Hello, tu as bien compris l'accent américain agaçé, I just made some minor changes...when we're pausing, we say, 'uh' or 'um' instead of 'er'. I think they say 'er' in Canada. I was going to continue transcribing...but I didn't want to deny you the privilege. J'attends la suite.
Bonne continuation.




[POSTER UNE NOUVELLE REPONSE] [Suivre ce sujet]


Cours gratuits > Forum > Forum anglais: Questions sur l'anglais


Partager : Facebook / Twitter / ... 


> INDISPENSABLES : TESTEZ VOTRE NIVEAU | GUIDE DE TRAVAIL | NOS MEILLEURES FICHES | Les fiches les plus populaires | Une leçon par email par semaine | Aide/Contact
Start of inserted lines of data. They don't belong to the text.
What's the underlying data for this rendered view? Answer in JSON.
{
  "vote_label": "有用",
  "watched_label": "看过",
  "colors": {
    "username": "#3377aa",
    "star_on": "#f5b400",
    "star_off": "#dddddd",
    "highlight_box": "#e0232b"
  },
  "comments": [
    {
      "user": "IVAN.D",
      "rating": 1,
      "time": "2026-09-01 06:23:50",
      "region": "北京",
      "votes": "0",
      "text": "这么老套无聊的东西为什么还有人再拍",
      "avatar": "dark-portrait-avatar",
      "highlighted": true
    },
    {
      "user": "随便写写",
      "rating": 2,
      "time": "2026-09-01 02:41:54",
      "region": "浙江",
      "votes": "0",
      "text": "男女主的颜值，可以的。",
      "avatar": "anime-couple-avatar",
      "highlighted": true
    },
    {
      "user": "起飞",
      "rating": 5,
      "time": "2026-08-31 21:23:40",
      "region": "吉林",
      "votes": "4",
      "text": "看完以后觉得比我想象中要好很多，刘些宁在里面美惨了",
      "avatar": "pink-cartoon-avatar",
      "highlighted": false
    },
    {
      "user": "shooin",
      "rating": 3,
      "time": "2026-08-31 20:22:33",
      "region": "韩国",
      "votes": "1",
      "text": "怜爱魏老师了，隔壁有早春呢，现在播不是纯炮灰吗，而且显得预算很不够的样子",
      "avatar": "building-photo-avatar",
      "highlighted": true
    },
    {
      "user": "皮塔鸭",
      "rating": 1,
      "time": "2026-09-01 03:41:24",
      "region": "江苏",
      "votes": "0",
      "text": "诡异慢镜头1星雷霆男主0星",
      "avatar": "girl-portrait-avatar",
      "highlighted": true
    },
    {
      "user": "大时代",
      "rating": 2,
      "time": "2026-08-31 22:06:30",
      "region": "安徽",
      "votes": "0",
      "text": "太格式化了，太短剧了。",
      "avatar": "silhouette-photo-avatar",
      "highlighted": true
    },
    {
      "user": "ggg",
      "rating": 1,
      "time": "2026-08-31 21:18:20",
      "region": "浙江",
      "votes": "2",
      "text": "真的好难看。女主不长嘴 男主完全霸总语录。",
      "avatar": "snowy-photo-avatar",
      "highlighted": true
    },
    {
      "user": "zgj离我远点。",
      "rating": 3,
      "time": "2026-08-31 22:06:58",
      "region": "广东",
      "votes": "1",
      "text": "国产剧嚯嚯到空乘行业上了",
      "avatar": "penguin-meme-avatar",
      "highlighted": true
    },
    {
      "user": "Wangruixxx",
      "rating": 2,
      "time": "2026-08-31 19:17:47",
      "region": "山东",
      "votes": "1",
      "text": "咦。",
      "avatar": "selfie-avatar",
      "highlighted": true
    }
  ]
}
> COURS ET TESTS : -ing | AS / LIKE | Abréviations | Accord/Désaccord | Activités | Adjectifs | Adverbes | Alphabet | Animaux | Argent | Argot | Articles | Audio | Auxiliaires | Be | Betty | Chanson | Communication | Comparatifs/Superlatifs | Composés | Conditionnel | Confusions | Conjonctions | Connecteurs | Contes | Contractions | Contraires | Corps | Couleurs | Courrier | Cours | Dates | Dialogues | Dictées | Décrire | Ecole | En attente | Exclamations | Faire faire | Famille | Faux amis | Films | For ou since? | Formation | Futur | Fêtes | Genre | Get | Goûts | Grammaire | Guide | Géographie | Habitudes | Harry Potter | Have | Heure | Homonymes | Impersonnel | Infinitif | Internet | Inversion | Jeux | Journaux | Lettre manquante | Littérature | Magasin | Maison | Majuscules | Make/do? | Maladies | Mars | Matilda | Modaux | Mots | Mouvement | Musique | Mélanges | Méthodologie | Métiers | Météo | Nature | Neige | Nombres | Noms | Nourriture | Négation | Opinion | Ordres | Participes | Particules | Passif | Passé | Pays | Pluriel | Plus-que-parfait | Politesse | Ponctuation | Possession | Poèmes | Present perfect | Pronoms | Prononciation | Proverbes et structures idiomatiques | Prépositions | Présent | Présenter | Quantité | Question | Question Tags | Relatives | Royaume-Uni | Say, tell ou speak? | Sports | Style direct | Subjonctif | Subordonnées | Suggérer quelque chose | Synonymes | Temps | Tests de niveau | There is/There are | Thierry | This/That? | Tous les tests | Tout | Traductions | Travail | Téléphone | USA | Verbes irréguliers | Vidéo | Villes | Voitures | Voyages | Vêtements

> NOS AUTRES SITES GRATUITS : Cours mathématiques | Cours d'espagnol | Cours d'allemand | Cours de français | Cours de néerlandais | Outils utiles | Bac d'anglais | Learn French | Learn English | Créez des exercices

> INFORMATIONS : Copyright - En savoir plus, Aide, Contactez-nous [Conditions d'utilisation] [Conseils de sécurité] Reproductions et traductions interdites sur tout support (voir conditions) | Contenu des sites déposé chaque semaine chez un huissier de justice | Mentions légales / Vie privée | Cookies.
| Cours, leçons et exercices d'anglais 100% gratuits, hors abonnement internet auprès d'un fournisseur d'accès.